Gremlin – PoolShark review

Photo of Gremlin – PoolShark
£40

Pool is the perennial social pub game and a source of pride, frustration and occasionally violence. What better subject for a computer game? This way you can practise your trick shots without worrying about blurring your skill with alcohol and coming home with your clothes smelling of smoke. There have been a few pool games released over the years. PoolShark from Gremlin is the latest, available for both PC and PlayStation, and it lets you play using the mouse or joypad to control cue direction and force, with all sorts of trick shots available to the skilled player.

PoolShark sets the scene with an opening sequence depicting a scantily-clad woman driving a large motorbike to a dingy bar, where she proceeds to play pool. Good start. Then you’re on your own, and there’s a wide range of options to get you started. Choose from fourteen different game styles, including 8 ball UK, straight ball, speed pool and killer. Play against a selection of animated characters, each with their own style and preferred ‘lair’, and each with a varied level of artificial intelligence that gives them strengths, weaknesses and specific skills. There are standard pool tables as well as some weird diamond- and L-shaped ones, and ten different playing rooms.

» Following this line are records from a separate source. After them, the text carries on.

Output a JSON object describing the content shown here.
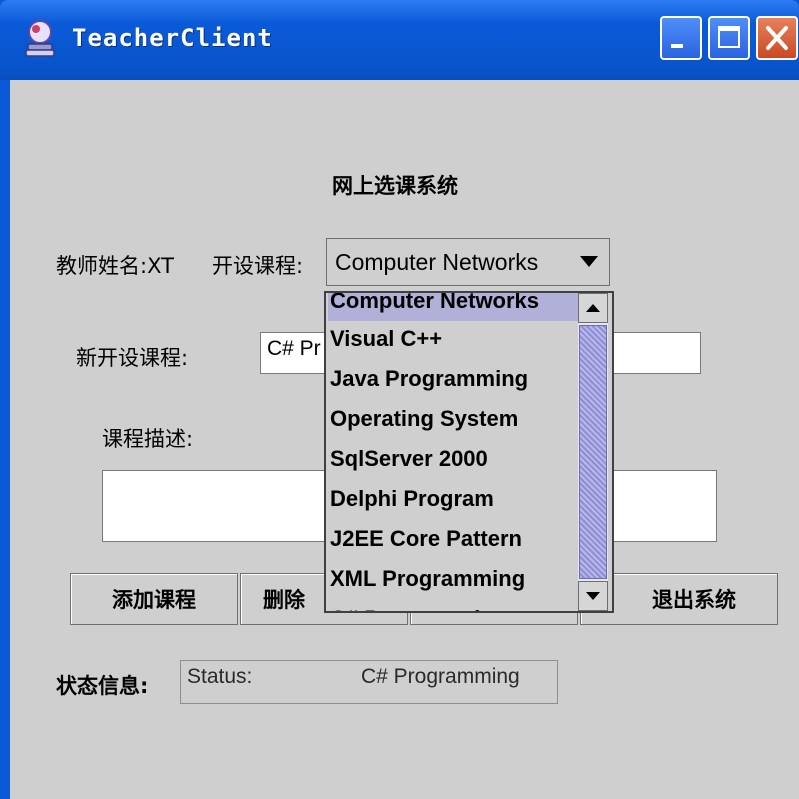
{
  "window": {
    "title": "TeacherClient",
    "icon": "app-icon",
    "controls": [
      "minimize-icon",
      "maximize-icon",
      "close-icon"
    ]
  },
  "form": {
    "heading": "网上选课系统",
    "teacher_label": "教师姓名:XT",
    "course_label": "开设课程:",
    "course_select": {
      "selected": "Computer Networks",
      "options": [
        "Computer Networks",
        "Visual C++",
        "Java Programming",
        "Operating System",
        "SqlServer 2000",
        "Delphi Program",
        "J2EE Core Pattern",
        "XML Programming",
        "C# Programming"
      ]
    },
    "new_course_label": "新开设课程:",
    "new_course_value": "C# Pr",
    "description_label": "课程描述:",
    "description_value": "",
    "buttons": {
      "add": "添加课程",
      "delete": "删除",
      "exit": "退出系统"
    },
    "status_label": "状态信息:",
    "status_prefix": "Status:",
    "status_value": "C# Programming"
  },
  "colors": {
    "titlebar": "#0a5ad8",
    "client_bg": "#cfcfcf",
    "selection": "#b0b0d8",
    "close_button": "#d5562e"
  }
}
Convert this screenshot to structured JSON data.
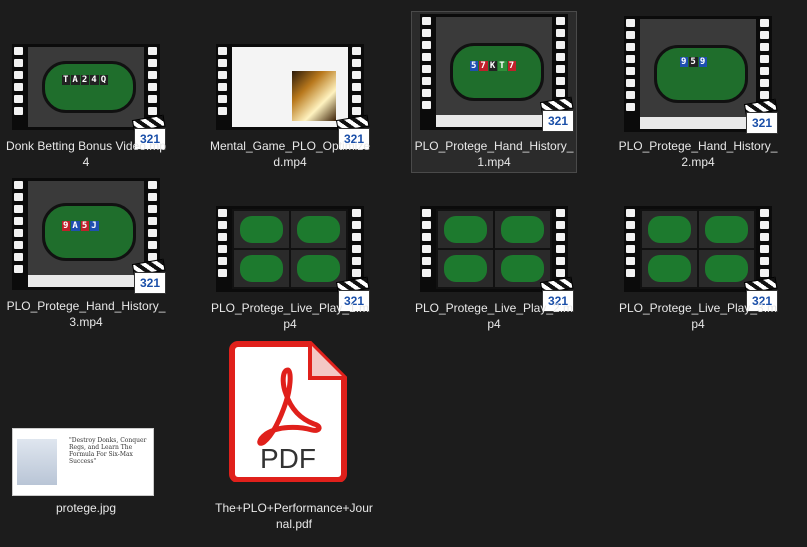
{
  "files": [
    {
      "name": "Donk Betting Bonus Video.mp4",
      "type": "video",
      "thumb": "table",
      "cards": [
        "T",
        "A",
        "2",
        "4",
        "Q"
      ],
      "badge": "321",
      "selected": false
    },
    {
      "name": "Mental_Game_PLO_Optimized.mp4",
      "type": "video",
      "thumb": "document",
      "badge": "321",
      "selected": false
    },
    {
      "name": "PLO_Protege_Hand_History_1.mp4",
      "type": "video",
      "thumb": "table",
      "cards": [
        "5",
        "7",
        "K",
        "T",
        "7"
      ],
      "badge": "321",
      "selected": true
    },
    {
      "name": "PLO_Protege_Hand_History_2.mp4",
      "type": "video",
      "thumb": "table",
      "cards": [
        "9",
        "5",
        "9"
      ],
      "badge": "321",
      "selected": false
    },
    {
      "name": "PLO_Protege_Hand_History_3.mp4",
      "type": "video",
      "thumb": "table",
      "cards": [
        "9",
        "A",
        "5",
        "J"
      ],
      "badge": "321",
      "selected": false
    },
    {
      "name": "PLO_Protege_Live_Play_1.mp4",
      "type": "video",
      "thumb": "grid",
      "badge": "321",
      "selected": false
    },
    {
      "name": "PLO_Protege_Live_Play_2.mp4",
      "type": "video",
      "thumb": "grid",
      "badge": "321",
      "selected": false
    },
    {
      "name": "PLO_Protege_Live_Play_3.mp4",
      "type": "video",
      "thumb": "grid",
      "badge": "321",
      "selected": false
    },
    {
      "name": "protege.jpg",
      "type": "image",
      "thumb": "image",
      "selected": false
    },
    {
      "name": "The+PLO+Performance+Journal.pdf",
      "type": "pdf",
      "thumb": "pdf",
      "pdf_label": "PDF",
      "selected": false
    }
  ],
  "colors": {
    "background": "#1c1c1c",
    "pdf_red": "#e0201b",
    "badge_blue": "#1a4fa8"
  }
}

PoolShark can be played over virtually any kind of network with up to 16 players (which would be an interesting game), supports PowerVR 3D acceleration or plain old software rendering and has multiple camera angles to give you a good view of the action at all times. This is great, but what’s not so great is the intrusive game interface, which tends to get in the way rather than helping you with your shot. Also, the ‘full 3D maths/physics engine’, while accurate enough to allow the players to send the cue ball spinning off the table, is hungry for CPU cycles.

Company: Gremlin


Verdict
Several years ago, Interplay released a game called Virtual Pool. Although it didn't have the UK 'pub game' rules, it was fast, fun, easy to play and realistic. PoolShark is certainly realistic, but its player interface is clunky and it's slow on anything less than a P200, presumably thanks to its complex physics engine. Despite all the game options in PoolShark, Virtual Pool retains its crown (that's not nostalgia; we've just compared them head-to-head). Spend your forty quid in the pub pool table instead.